Each entry below is to be copied verbatim.
=== Provided records ===
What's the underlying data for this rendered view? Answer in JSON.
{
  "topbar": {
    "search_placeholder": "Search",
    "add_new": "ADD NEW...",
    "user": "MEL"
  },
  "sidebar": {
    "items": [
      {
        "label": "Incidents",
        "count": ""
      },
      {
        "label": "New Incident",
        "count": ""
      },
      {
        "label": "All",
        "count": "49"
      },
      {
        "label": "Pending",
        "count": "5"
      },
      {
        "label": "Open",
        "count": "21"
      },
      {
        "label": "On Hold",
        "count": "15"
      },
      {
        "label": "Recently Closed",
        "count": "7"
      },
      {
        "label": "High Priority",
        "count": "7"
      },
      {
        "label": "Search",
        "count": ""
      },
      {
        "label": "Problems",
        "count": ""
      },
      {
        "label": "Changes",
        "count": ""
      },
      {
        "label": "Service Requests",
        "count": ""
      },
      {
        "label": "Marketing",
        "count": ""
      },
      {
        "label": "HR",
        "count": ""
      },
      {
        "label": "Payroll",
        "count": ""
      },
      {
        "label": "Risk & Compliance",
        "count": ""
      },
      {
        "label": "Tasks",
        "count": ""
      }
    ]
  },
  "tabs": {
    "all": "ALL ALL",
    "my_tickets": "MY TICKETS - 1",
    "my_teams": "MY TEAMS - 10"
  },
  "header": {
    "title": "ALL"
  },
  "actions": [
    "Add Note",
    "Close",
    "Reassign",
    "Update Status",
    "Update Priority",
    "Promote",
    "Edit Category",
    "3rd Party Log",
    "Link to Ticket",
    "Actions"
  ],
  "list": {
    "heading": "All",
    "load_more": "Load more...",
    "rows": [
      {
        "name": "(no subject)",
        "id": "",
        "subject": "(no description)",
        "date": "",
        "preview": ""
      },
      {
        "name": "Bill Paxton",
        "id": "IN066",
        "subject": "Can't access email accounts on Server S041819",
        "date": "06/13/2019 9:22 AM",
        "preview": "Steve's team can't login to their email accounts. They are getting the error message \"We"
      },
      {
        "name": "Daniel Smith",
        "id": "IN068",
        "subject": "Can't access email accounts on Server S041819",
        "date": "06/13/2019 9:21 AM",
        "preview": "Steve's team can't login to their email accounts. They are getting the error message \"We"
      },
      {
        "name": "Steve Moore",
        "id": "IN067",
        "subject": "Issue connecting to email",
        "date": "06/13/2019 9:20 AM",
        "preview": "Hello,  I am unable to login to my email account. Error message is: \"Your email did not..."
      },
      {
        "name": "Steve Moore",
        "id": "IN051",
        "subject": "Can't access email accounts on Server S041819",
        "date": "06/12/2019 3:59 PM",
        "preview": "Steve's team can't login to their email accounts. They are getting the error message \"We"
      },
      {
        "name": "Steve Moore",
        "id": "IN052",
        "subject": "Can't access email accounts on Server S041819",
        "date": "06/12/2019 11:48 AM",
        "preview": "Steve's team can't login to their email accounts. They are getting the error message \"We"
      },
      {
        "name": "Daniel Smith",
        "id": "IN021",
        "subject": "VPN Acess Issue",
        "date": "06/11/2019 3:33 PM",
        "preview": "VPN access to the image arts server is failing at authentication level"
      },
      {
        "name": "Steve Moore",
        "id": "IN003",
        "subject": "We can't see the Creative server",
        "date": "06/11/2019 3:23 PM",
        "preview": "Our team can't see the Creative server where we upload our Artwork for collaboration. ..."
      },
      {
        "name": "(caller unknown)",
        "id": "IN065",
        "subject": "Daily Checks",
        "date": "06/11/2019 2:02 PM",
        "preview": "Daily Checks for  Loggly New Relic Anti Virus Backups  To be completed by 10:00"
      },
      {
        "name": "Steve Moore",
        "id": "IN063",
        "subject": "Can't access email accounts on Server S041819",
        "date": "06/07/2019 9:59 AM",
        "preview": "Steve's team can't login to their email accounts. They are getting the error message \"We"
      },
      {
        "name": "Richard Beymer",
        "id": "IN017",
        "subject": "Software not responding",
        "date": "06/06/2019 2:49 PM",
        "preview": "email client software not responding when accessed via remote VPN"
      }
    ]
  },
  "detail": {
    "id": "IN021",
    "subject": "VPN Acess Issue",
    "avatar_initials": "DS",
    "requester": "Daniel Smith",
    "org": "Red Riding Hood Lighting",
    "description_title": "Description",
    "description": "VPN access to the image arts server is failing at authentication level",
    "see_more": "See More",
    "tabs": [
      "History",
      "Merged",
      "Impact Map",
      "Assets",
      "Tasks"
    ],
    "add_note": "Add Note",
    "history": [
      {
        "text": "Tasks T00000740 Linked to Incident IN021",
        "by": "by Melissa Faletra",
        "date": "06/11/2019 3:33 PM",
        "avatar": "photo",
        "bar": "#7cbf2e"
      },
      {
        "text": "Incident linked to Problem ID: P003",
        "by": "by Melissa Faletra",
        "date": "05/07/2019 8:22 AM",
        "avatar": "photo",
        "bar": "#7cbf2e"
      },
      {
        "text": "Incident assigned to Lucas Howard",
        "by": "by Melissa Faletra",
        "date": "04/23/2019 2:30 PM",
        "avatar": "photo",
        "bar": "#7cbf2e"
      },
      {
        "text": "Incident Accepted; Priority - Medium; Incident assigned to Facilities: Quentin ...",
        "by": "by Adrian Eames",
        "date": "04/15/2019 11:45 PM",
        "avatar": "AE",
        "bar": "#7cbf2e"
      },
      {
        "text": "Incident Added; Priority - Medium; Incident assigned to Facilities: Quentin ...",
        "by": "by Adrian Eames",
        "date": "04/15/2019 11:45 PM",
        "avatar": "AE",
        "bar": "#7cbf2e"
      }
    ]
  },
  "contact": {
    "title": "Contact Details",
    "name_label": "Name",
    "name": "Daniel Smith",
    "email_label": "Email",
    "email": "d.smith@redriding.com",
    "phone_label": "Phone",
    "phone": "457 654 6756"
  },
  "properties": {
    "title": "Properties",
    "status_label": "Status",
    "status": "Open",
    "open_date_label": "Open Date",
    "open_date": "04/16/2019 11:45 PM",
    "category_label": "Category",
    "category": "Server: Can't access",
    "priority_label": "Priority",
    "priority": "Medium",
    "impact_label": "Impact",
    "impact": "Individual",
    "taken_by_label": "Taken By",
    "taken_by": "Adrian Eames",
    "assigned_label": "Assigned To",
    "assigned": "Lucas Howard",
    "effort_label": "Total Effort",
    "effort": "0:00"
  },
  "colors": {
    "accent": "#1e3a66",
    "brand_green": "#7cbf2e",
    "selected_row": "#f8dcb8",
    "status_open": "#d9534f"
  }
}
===
[Response to the task]:
What's the underlying data for this rendered view? Answer in JSON.
{
  "topbar": {
    "search_placeholder": "Search",
    "add_new": "ADD NEW...",
    "user": "MEL"
  },
  "sidebar": {
    "items": [
      {
        "label": "Incidents",
        "count": ""
      },
      {
        "label": "New Incident",
        "count": ""
      },
      {
        "label": "All",
        "count": "49"
      },
      {
        "label": "Pending",
        "count": "5"
      },
      {
        "label": "Open",
        "count": "21"
      },
      {
        "label": "On Hold",
        "count": "15"
      },
      {
        "label": "Recently Closed",
        "count": "7"
      },
      {
        "label": "High Priority",
        "count": "7"
      },
      {
        "label": "Search",
        "count": ""
      },
      {
        "label": "Problems",
        "count": ""
      },
      {
        "label": "Changes",
        "count": ""
      },
      {
        "label": "Service Requests",
        "count": ""
      },
      {
        "label": "Marketing",
        "count": ""
      },
      {
        "label": "HR",
        "count": ""
      },
      {
        "label": "Payroll",
        "count": ""
      },
      {
        "label": "Risk & Compliance",
        "count": ""
      },
      {
        "label": "Tasks",
        "count": ""
      }
    ]
  },
  "tabs": {
    "all": "ALL ALL",
    "my_tickets": "MY TICKETS - 1",
    "my_teams": "MY TEAMS - 10"
  },
  "header": {
    "title": "ALL"
  },
  "actions": [
    "Add Note",
    "Close",
    "Reassign",
    "Update Status",
    "Update Priority",
    "Promote",
    "Edit Category",
    "3rd Party Log",
    "Link to Ticket",
    "Actions"
  ],
  "list": {
    "heading": "All",
    "load_more": "Load more...",
    "rows": [
      {
        "name": "(no subject)",
        "id": "",
        "subject": "(no description)",
        "date": "",
        "preview": ""
      },
      {
        "name": "Bill Paxton",
        "id": "IN066",
        "subject": "Can't access email accounts on Server S041819",
        "date": "06/13/2019 9:22 AM",
        "preview": "Steve's team can't login to their email accounts. They are getting the error message \"We"
      },
      {
        "name": "Daniel Smith",
        "id": "IN068",
        "subject": "Can't access email accounts on Server S041819",
        "date": "06/13/2019 9:21 AM",
        "preview": "Steve's team can't login to their email accounts. They are getting the error message \"We"
      },
      {
        "name": "Steve Moore",
        "id": "IN067",
        "subject": "Issue connecting to email",
        "date": "06/13/2019 9:20 AM",
        "preview": "Hello,  I am unable to login to my email account. Error message is: \"Your email did not..."
      },
      {
        "name": "Steve Moore",
        "id": "IN051",
        "subject": "Can't access email accounts on Server S041819",
        "date": "06/12/2019 3:59 PM",
        "preview": "Steve's team can't login to their email accounts. They are getting the error message \"We"
      },
      {
        "name": "Steve Moore",
        "id": "IN052",
        "subject": "Can't access email accounts on Server S041819",
        "date": "06/12/2019 11:48 AM",
        "preview": "Steve's team can't login to their email accounts. They are getting the error message \"We"
      },
      {
        "name": "Daniel Smith",
        "id": "IN021",
        "subject": "VPN Acess Issue",
        "date": "06/11/2019 3:33 PM",
        "preview": "VPN access to the image arts server is failing at authentication level"
      },
      {
        "name": "Steve Moore",
        "id": "IN003",
        "subject": "We can't see the Creative server",
        "date": "06/11/2019 3:23 PM",
        "preview": "Our team can't see the Creative server where we upload our Artwork for collaboration. ..."
      },
      {
        "name": "(caller unknown)",
        "id": "IN065",
        "subject": "Daily Checks",
        "date": "06/11/2019 2:02 PM",
        "preview": "Daily Checks for  Loggly New Relic Anti Virus Backups  To be completed by 10:00"
      },
      {
        "name": "Steve Moore",
        "id": "IN063",
        "subject": "Can't access email accounts on Server S041819",
        "date": "06/07/2019 9:59 AM",
        "preview": "Steve's team can't login to their email accounts. They are getting the error message \"We"
      },
      {
        "name": "Richard Beymer",
        "id": "IN017",
        "subject": "Software not responding",
        "date": "06/06/2019 2:49 PM",
        "preview": "email client software not responding when accessed via remote VPN"
      }
    ]
  },
  "detail": {
    "id": "IN021",
    "subject": "VPN Acess Issue",
    "avatar_initials": "DS",
    "requester": "Daniel Smith",
    "org": "Red Riding Hood Lighting",
    "description_title": "Description",
    "description": "VPN access to the image arts server is failing at authentication level",
    "see_more": "See More",
    "tabs": [
      "History",
      "Merged",
      "Impact Map",
      "Assets",
      "Tasks"
    ],
    "add_note": "Add Note",
    "history": [
      {
        "text": "Tasks T00000740 Linked to Incident IN021",
        "by": "by Melissa Faletra",
        "date": "06/11/2019 3:33 PM",
        "avatar": "photo",
        "bar": "#7cbf2e"
      },
      {
        "text": "Incident linked to Problem ID: P003",
        "by": "by Melissa Faletra",
        "date": "05/07/2019 8:22 AM",
        "avatar": "photo",
        "bar": "#7cbf2e"
      },
      {
        "text": "Incident assigned to Lucas Howard",
        "by": "by Melissa Faletra",
        "date": "04/23/2019 2:30 PM",
        "avatar": "photo",
        "bar": "#7cbf2e"
      },
      {
        "text": "Incident Accepted; Priority - Medium; Incident assigned to Facilities: Quentin ...",
        "by": "by Adrian Eames",
        "date": "04/15/2019 11:45 PM",
        "avatar": "AE",
        "bar": "#7cbf2e"
      },
      {
        "text": "Incident Added; Priority - Medium; Incident assigned to Facilities: Quentin ...",
        "by": "by Adrian Eames",
        "date": "04/15/2019 11:45 PM",
        "avatar": "AE",
        "bar": "#7cbf2e"
      }
    ]
  },
  "contact": {
    "title": "Contact Details",
    "name_label": "Name",
    "name": "Daniel Smith",
    "email_label": "Email",
    "email": "d.smith@redriding.com",
    "phone_label": "Phone",
    "phone": "457 654 6756"
  },
  "properties": {
    "title": "Properties",
    "status_label": "Status",
    "status": "Open",
    "open_date_label": "Open Date",
    "open_date": "04/16/2019 11:45 PM",
    "category_label": "Category",
    "category": "Server: Can't access",
    "priority_label": "Priority",
    "priority": "Medium",
    "impact_label": "Impact",
    "impact": "Individual",
    "taken_by_label": "Taken By",
    "taken_by": "Adrian Eames",
    "assigned_label": "Assigned To",
    "assigned": "Lucas Howard",
    "effort_label": "Total Effort",
    "effort": "0:00"
  },
  "colors": {
    "accent": "#1e3a66",
    "brand_green": "#7cbf2e",
    "selected_row": "#f8dcb8",
    "status_open": "#d9534f"
  }
}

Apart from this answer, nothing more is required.